UPDATED FEB. 28 — There was no ‘record’ day: source says labs’ data dump explains abnormally high numbers —
The “record” high new case numbers Feb. 27 are due to a dump of backlogged but unreported cases from laboratories across the state, The Citizen has learned.
According to one report, the number of 123 Fayette County cases on Saturday contained 42 cases from 2020, 68 from January 2021, and only 13 new cases from February 2021. Yes, that “dump” of old cases adds up to 123, so the new record daily report requires an asterisk beside it to explain it. Only 8 of the “new” cases were even less than 2 weeks old, the source said.
The source said that this dump has been happening statewide on Friday and Saturday, so many counties may have experienced a sudden spike in 1-day case numbers. It should not be labeled as “false” reporting — the cases actually were confirmed — but the 1-day numbers were at the least artificially inflated and as such present misleading statistical information to the public.
Previous uncorrected story —
Fayette County notched a head-scratching spike in new Covid-19 cases Saturday — a record high of 123 cases reported in one day, the most in a single day since the pandemic began 12 months ago, according to data from the Georgia Department of Public Health.
In fact, new Fayette cases — which also broke through the 6,000 mark — represented nearly 5.7% of the entire state’s Saturday total of 2,153 new cases.
Why? If anybody knows, they aren’t talking. Fayette had been seeming to wind down the daily cases reported: mostly in the daily 20s and low 30s until Friday jumped to 62 and then Saturday followed with its record 123.
The 2-day total of 185 cases on Friday and Saturday was more than the previous 7 days combined. (See graph above for a visual representation.)
Previous high marks were 101 cases Jan. 8 and 83 on Dec. 31 during the peak pandemic load in late December and early January.

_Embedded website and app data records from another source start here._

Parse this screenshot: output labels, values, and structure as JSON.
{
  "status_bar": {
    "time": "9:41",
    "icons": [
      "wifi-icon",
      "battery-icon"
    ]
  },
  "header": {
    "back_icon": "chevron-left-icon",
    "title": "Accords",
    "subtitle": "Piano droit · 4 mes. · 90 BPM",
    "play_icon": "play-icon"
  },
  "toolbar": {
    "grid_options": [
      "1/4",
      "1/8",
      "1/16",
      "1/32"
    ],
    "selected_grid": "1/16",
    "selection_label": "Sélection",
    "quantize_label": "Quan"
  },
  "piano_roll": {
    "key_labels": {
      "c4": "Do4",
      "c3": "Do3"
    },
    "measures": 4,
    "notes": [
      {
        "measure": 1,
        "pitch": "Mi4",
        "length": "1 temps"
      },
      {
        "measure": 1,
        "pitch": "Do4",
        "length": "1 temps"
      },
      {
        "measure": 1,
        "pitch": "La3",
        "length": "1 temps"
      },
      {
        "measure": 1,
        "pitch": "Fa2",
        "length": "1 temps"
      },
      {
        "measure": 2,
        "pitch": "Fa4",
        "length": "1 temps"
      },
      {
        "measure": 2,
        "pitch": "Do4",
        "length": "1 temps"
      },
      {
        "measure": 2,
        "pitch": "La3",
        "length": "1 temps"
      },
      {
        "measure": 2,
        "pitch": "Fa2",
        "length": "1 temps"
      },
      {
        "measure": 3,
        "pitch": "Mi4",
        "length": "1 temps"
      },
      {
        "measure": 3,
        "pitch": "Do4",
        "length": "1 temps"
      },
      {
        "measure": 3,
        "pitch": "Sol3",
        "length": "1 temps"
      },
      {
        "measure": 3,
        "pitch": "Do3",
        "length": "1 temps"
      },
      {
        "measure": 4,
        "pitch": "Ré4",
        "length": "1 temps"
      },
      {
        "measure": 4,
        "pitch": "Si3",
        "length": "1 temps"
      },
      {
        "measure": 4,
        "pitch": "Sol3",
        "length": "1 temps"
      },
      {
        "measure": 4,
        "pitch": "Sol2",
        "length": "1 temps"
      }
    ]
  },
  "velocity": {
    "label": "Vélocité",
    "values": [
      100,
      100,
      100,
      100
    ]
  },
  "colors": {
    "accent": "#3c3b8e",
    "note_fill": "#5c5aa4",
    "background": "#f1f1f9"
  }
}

The new cases bring Fayette’s pandemic total to 6,121, 457 of them in the past 2 weeks, DPH reported.
Meanwhile another Covid fatality was reported Friday, bringing the Fayette pandemic total to 129. In addition, DPH has a category of fatalities that were deemed to have died of other causes but that DPH believes were Covid “probables.” That would add another 13 deaths to the local total, DPH data shows.
The state death toll broke the 15,000 mark Feb. 27, with an added 60 statewide fatalities bringing the pandemic total to 15,067, or a death rate of 1.84% of confirmed cases.
At the same time, vaccinations administered in Fayette total 8,457 as of Saturday and the state total is now over 2.4 million first and second shots.
“The Fayette County Health Department has been working with Fayette County Fire and Emergency Services and Fayetteville Fire Department to provide vaccines at 175 Johnson Ave. [in Fayetteville],” said Hayla Folden, media relations specialist for District 4, Georgia Department of Public Health, which is headquartered in LaGrange.
“They began holding Covid-19 vaccine clinics for individuals 65 and older on January 11, 2021. Weekly Covid-19 vaccine clinics have been held in this location during the month of February. Yesterday, February 24th, 910 people were vaccinated. This was a combination of first doses and second doses,” Folden said.
“At public health vaccination sites people from any county can be vaccinated. We are not tracking where people are coming from to get vaccinated at each site, only the number of vaccines being no given at locations. I do not have a way of knowing if other enrolled providers in the county currently have vaccine. I can only speak for our location,” Folden said.
“We will begin offering Covid-19 vaccine to more people March 8th as part of the Governor’s recent expansion in vaccine. At this time, to book an appointment for this location you have to call District 4 Public Health’s vaccine scheduling line — 762-888-8180. By March 8th, this location will be available for scheduling online through the statewide scheduling system found at this link: https://dph.georgia.gov/Covid-vaccine,” Folden said.